Many popular CI tools like TeamCity or Team Foundation Server (TFS) provide an easy way to configure the build steps via their web interface:


While this is certainly a very convinient way to configure your CI pipeline, it might not be the best approach in the long run. Let's take a closer look why this is the case and why using scripting tools like Cake or PSake is a much better alternative.

Reasons to avoid configuring build pipeline as steps in a CI tool

ThoughtWorks summarized it very well in their recommendation to avoid Programming in your CI/CD tool. But let me reiterate and expand a little on those reasons:

1. Configuration is not in source control

Build pipeline is effectively a script even if it is defined visually via a web interface. Most of the build steps have a long list of arguments and settings that you enter into the configuration tool. This script, like any source code, can benefit greatly from version control.
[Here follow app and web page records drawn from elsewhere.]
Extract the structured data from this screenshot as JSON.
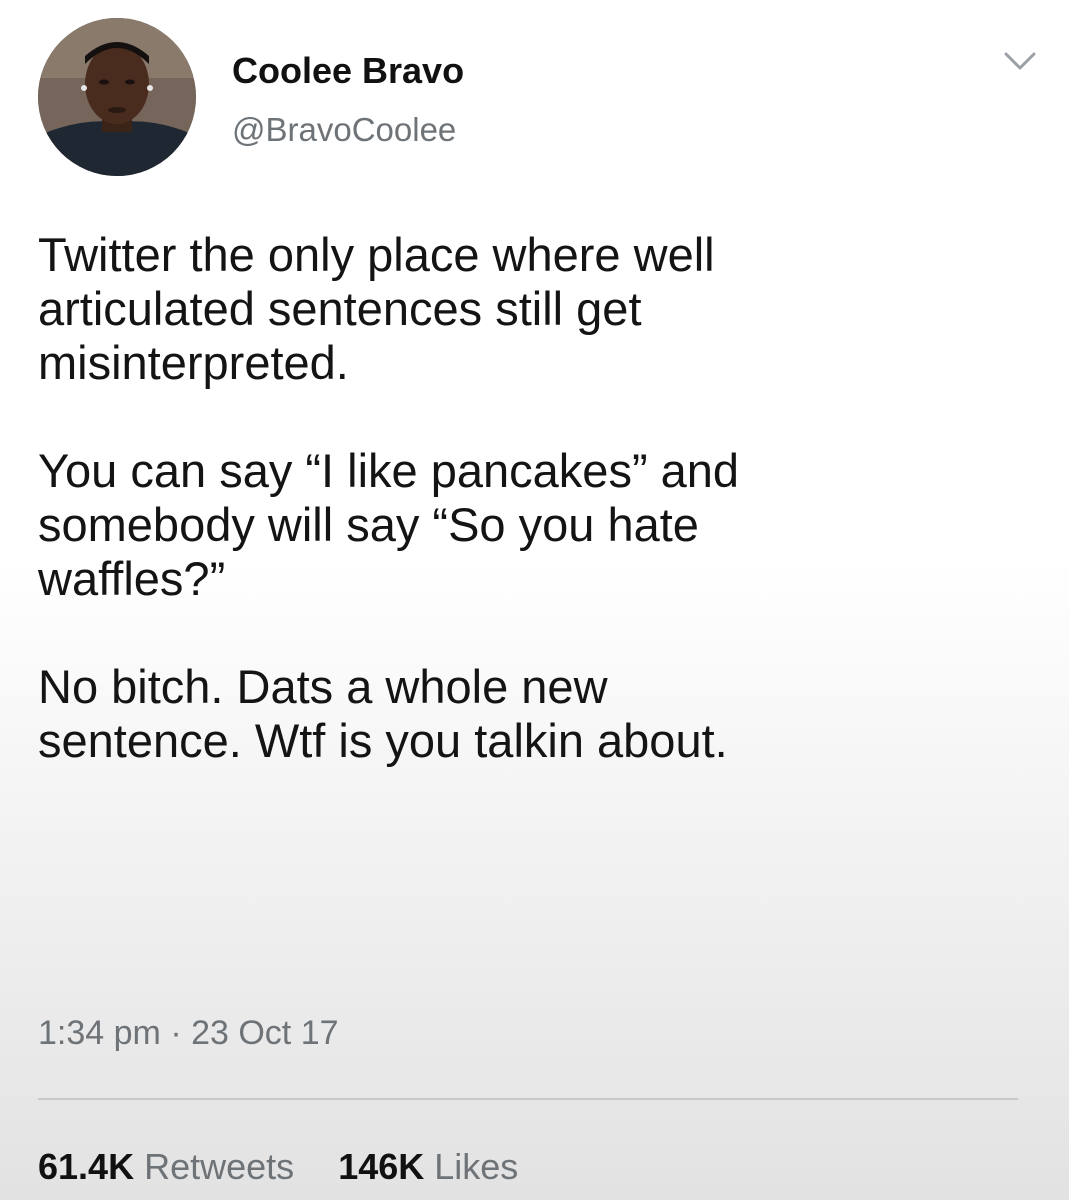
{
  "user": {
    "display_name": "Coolee Bravo",
    "handle": "@BravoCoolee",
    "avatar_icon": "profile-photo"
  },
  "menu": {
    "icon": "chevron-down-icon"
  },
  "tweet": {
    "paragraphs": [
      [
        "Twitter the only place where well",
        "articulated sentences still get",
        "misinterpreted."
      ],
      [
        "You can say “I like pancakes” and",
        "somebody will say “So you hate",
        "waffles?”"
      ],
      [
        "No bitch. Dats a whole new",
        "sentence. Wtf is you talkin about."
      ]
    ],
    "time": "1:34 pm",
    "separator": "·",
    "date": "23 Oct 17"
  },
  "stats": {
    "retweets_count": "61.4K",
    "retweets_label": "Retweets",
    "likes_count": "146K",
    "likes_label": "Likes"
  },
  "colors": {
    "primary_text": "#111111",
    "secondary_text": "#6e7378"
  }
}
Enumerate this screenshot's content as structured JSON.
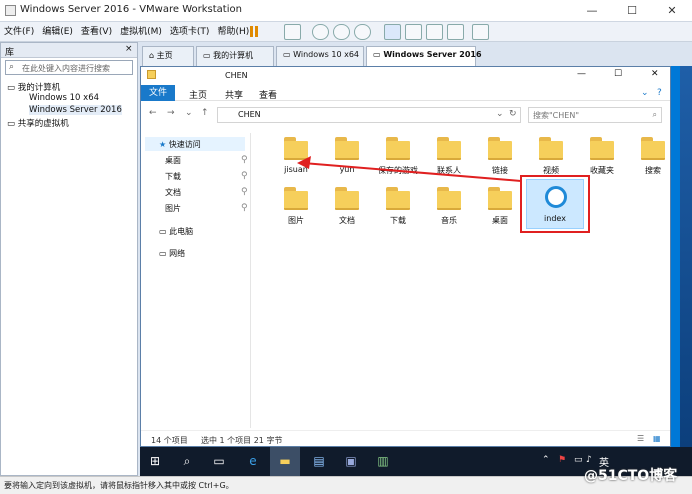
{
  "window": {
    "title": "Windows Server 2016 - VMware Workstation",
    "min": "—",
    "max": "☐",
    "close": "✕"
  },
  "menu": [
    "文件(F)",
    "编辑(E)",
    "查看(V)",
    "虚拟机(M)",
    "选项卡(T)",
    "帮助(H)"
  ],
  "library": {
    "title": "库",
    "close": "×",
    "search_placeholder": "在此处键入内容进行搜索",
    "my_computer": "我的计算机",
    "vms": [
      "Windows 10 x64",
      "Windows Server 2016"
    ],
    "shared": "共享的虚拟机"
  },
  "tabs": [
    {
      "label": "主页",
      "icon": "home-icon"
    },
    {
      "label": "我的计算机",
      "icon": "computer-icon"
    },
    {
      "label": "Windows 10 x64",
      "icon": "vm-icon"
    },
    {
      "label": "Windows Server 2016",
      "icon": "vm-icon"
    }
  ],
  "explorer": {
    "title": "CHEN",
    "ribbon": {
      "file": "文件",
      "tabs": [
        "主页",
        "共享",
        "查看"
      ],
      "help": "?"
    },
    "address": "CHEN",
    "search_placeholder": "搜索\"CHEN\"",
    "nav": {
      "quick": "快速访问",
      "items": [
        "桌面",
        "下载",
        "文档",
        "图片"
      ],
      "pc": "此电脑",
      "network": "网络"
    },
    "items_row1": [
      "jisuan",
      "yun",
      "保存的游戏",
      "联系人",
      "链接",
      "视频",
      "收藏夹",
      "搜索"
    ],
    "items_row2": [
      "图片",
      "文档",
      "下载",
      "音乐",
      "桌面",
      "index"
    ],
    "status": {
      "count": "14 个项目",
      "selected": "选中 1 个项目  21 字节"
    }
  },
  "taskbar": {
    "lang": "英"
  },
  "statusbar": {
    "hint": "要将输入定向到该虚拟机，请将鼠标指针移入其中或按 Ctrl+G。"
  },
  "watermark": "@51CTO博客",
  "colors": {
    "win_blue": "#0078d7",
    "selection_red": "#e02020",
    "ribbon_blue": "#1979ca"
  }
}
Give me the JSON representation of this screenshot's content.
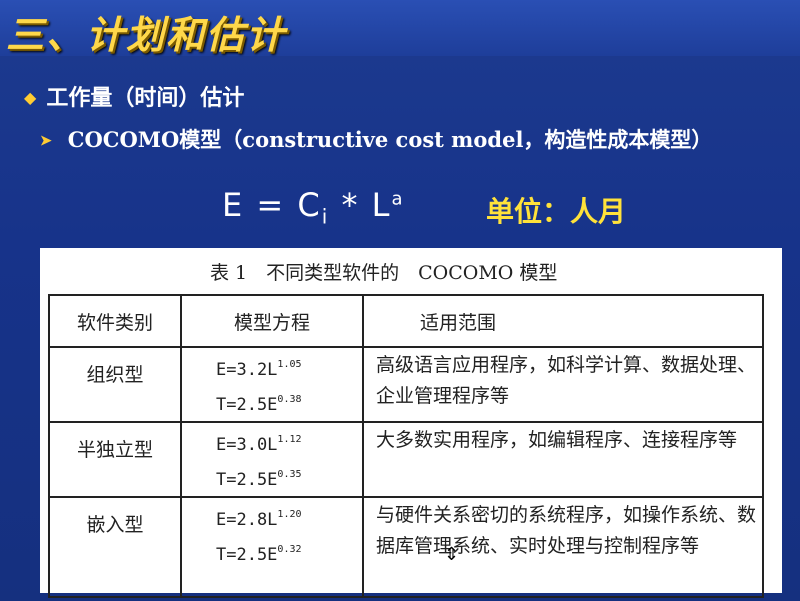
{
  "slide": {
    "title": "三、计划和估计",
    "bullet1": "工作量（时间）估计",
    "bullet2": "COCOMO模型（constructive cost model，构造性成本模型）",
    "formula": {
      "e": "E = C",
      "sub": "i",
      "mid": " * L",
      "sup": "a"
    },
    "unit": "单位：人月"
  },
  "table": {
    "caption": "表 1　不同类型软件的　COCOMO 模型",
    "headers": [
      "软件类别",
      "模型方程",
      "适用范围"
    ],
    "rows": [
      {
        "category": "组织型",
        "e_base": "E=3.2L",
        "e_exp": "1.05",
        "t_base": "T=2.5E",
        "t_exp": "0.38",
        "scope": "高级语言应用程序，如科学计算、数据处理、企业管理程序等"
      },
      {
        "category": "半独立型",
        "e_base": "E=3.0L",
        "e_exp": "1.12",
        "t_base": "T=2.5E",
        "t_exp": "0.35",
        "scope": "大多数实用程序，如编辑程序、连接程序等"
      },
      {
        "category": "嵌入型",
        "e_base": "E=2.8L",
        "e_exp": "1.20",
        "t_base": "T=2.5E",
        "t_exp": "0.32",
        "scope": "与硬件关系密切的系统程序，如操作系统、数据库管理系统、实时处理与控制程序等"
      }
    ]
  },
  "colors": {
    "title": "#ffd84a",
    "unit": "#ffe23a",
    "background": "#17338a"
  }
}
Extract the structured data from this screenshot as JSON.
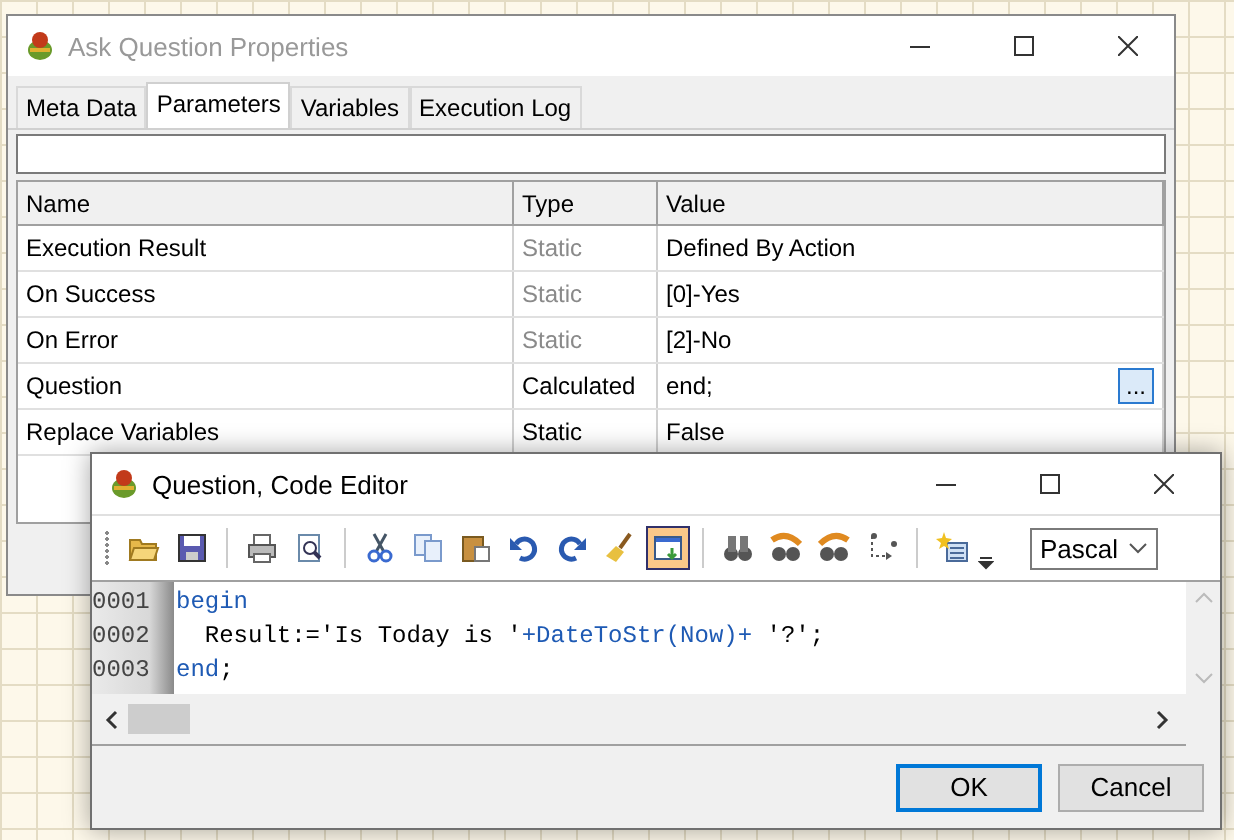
{
  "properties_window": {
    "title": "Ask Question Properties",
    "active": false,
    "tabs": [
      {
        "label": "Meta Data",
        "selected": false
      },
      {
        "label": "Parameters",
        "selected": true
      },
      {
        "label": "Variables",
        "selected": false
      },
      {
        "label": "Execution Log",
        "selected": false
      }
    ],
    "table": {
      "columns": [
        "Name",
        "Type",
        "Value"
      ],
      "rows": [
        {
          "name": "Execution Result",
          "type": "Static",
          "type_dimmed": true,
          "value": "Defined By Action"
        },
        {
          "name": "On Success",
          "type": "Static",
          "type_dimmed": true,
          "value": "[0]-Yes"
        },
        {
          "name": "On Error",
          "type": "Static",
          "type_dimmed": true,
          "value": "[2]-No"
        },
        {
          "name": "Question",
          "type": "Calculated",
          "type_dimmed": false,
          "value": "end;",
          "action": "..."
        },
        {
          "name": "Replace Variables",
          "type": "Static",
          "type_dimmed": false,
          "value": "False"
        }
      ]
    }
  },
  "editor_window": {
    "title": "Question, Code Editor",
    "active": true,
    "toolbar": [
      {
        "kind": "grip"
      },
      {
        "kind": "open",
        "pressed": false
      },
      {
        "kind": "save",
        "pressed": false
      },
      {
        "kind": "separator"
      },
      {
        "kind": "print",
        "pressed": false
      },
      {
        "kind": "preview",
        "pressed": false
      },
      {
        "kind": "separator"
      },
      {
        "kind": "cut",
        "pressed": false
      },
      {
        "kind": "copy",
        "pressed": false
      },
      {
        "kind": "paste",
        "pressed": false
      },
      {
        "kind": "undo",
        "pressed": false
      },
      {
        "kind": "redo",
        "pressed": false
      },
      {
        "kind": "broom",
        "pressed": false
      },
      {
        "kind": "pane",
        "pressed": true
      },
      {
        "kind": "separator"
      },
      {
        "kind": "find",
        "pressed": false
      },
      {
        "kind": "find-next",
        "pressed": false
      },
      {
        "kind": "find-previous",
        "pressed": false
      },
      {
        "kind": "goto",
        "pressed": false
      },
      {
        "kind": "separator"
      },
      {
        "kind": "bookmark",
        "pressed": false
      },
      {
        "kind": "more"
      }
    ],
    "language": "Pascal",
    "lines": [
      {
        "number": "0001",
        "tokens": [
          {
            "text": "begin",
            "kind": "keyword"
          }
        ]
      },
      {
        "number": "0002",
        "tokens": [
          {
            "text": "  Result:=",
            "kind": "plain"
          },
          {
            "text": "'Is Today is '",
            "kind": "string"
          },
          {
            "text": "+DateToStr(Now)+",
            "kind": "function"
          },
          {
            "text": " '?'",
            "kind": "string"
          },
          {
            "text": ";",
            "kind": "plain"
          }
        ]
      },
      {
        "number": "0003",
        "tokens": [
          {
            "text": "end",
            "kind": "keyword"
          },
          {
            "text": ";",
            "kind": "plain"
          }
        ]
      }
    ],
    "buttons": [
      {
        "label": "OK",
        "default": true
      },
      {
        "label": "Cancel",
        "default": false
      }
    ]
  }
}
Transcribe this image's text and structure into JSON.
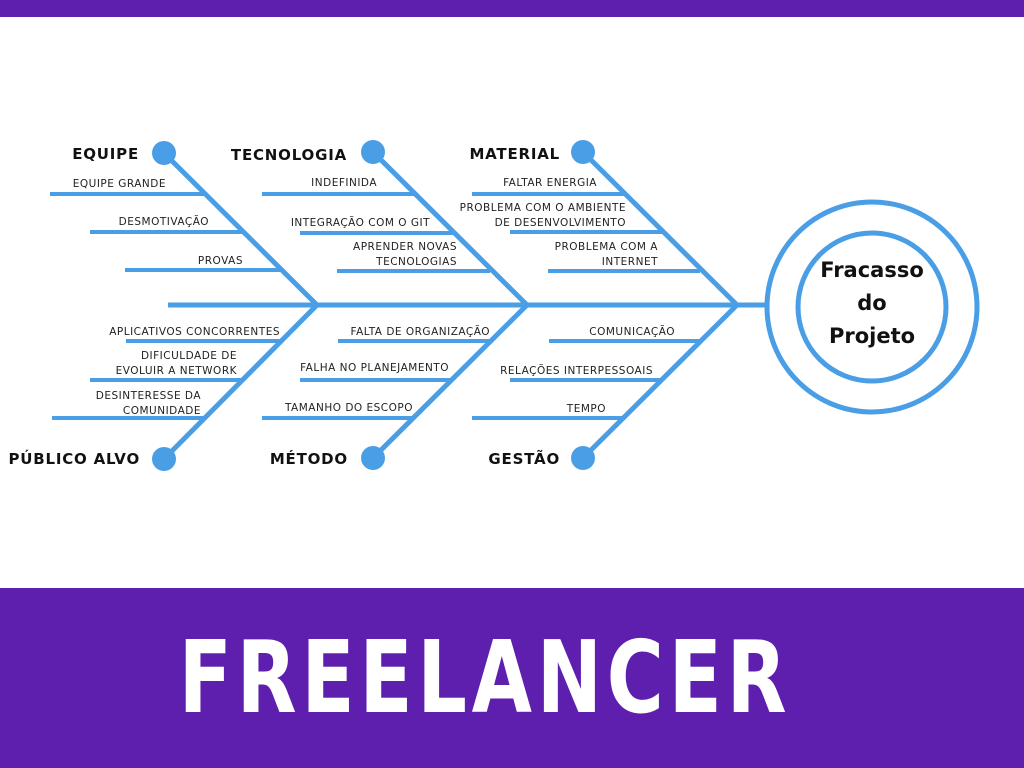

Additionally, build configuration is normally coupled to the source code of your project. It knows where the things that need to be build are located, what version of the compiler needs to be used, what arguments need to be passed to the compiler, and so on. This means that when something changes in your source code that requires the change in the build configuration (e.g. upgrade to a new version of a framework or adding a new project), the build configuration needs to be changed together with the source code of the project.

2. Lack of portability and vendor lock-in

Putting all your eggs in one basket is never a good idea. "Hardcoding" all the build steps inside a specific CI vendor like TeamCity makes it very difficult to extract it and move to another tool.

3. Not possible to run on a developer's machine

Related to the previous point about lack of portability, having all the configuration inside the CI tool makes it impossible to run the CI build a developer's machine. Here we have two scenarios:

  • During day to day work developers cannot easily test their changes by running the CI build locally on their machines.
  • When making changes to the build pipeline itself the only way to test it is to run a test build on the build server. This might be difficult if your build servers are busy and the build queue is full. And if there is a mistake in the configuration everybody on the team will be affected.

The Alternative

The alternative is to use a scripting engine to write a single script that is stored together with your source code under source control and can be run anywhere, not just on the build server.

Which scripting engine to use depends on your environment, your skills and preferences. For example, .NET/C# developers might like Cake (or Fake), Ruby devs probably will use Rake, and so on.

The Role of a CI tool

When you have your build steps as a script in your source control the role of the CI tool is still important but limited to:

  • Triggers
    Decide when to run your script (e.g. on check-in or nightly).
  • Manage Build Artifacts
    If the build produces artifacts that can be downloaded by testers or deployed automatically by a continuous deployment pipeline.
  • Notifications
    Notify the team about build status.
  • Gatekeeping
    Prevent the code from getting into the main branch of your source control unless the build succeeds.

In other words, the CI tool is responsible for all the surrounding workflow, but the build steps part must contain only one step: the call to your build script.


Here are a few other excellent resources on this topic: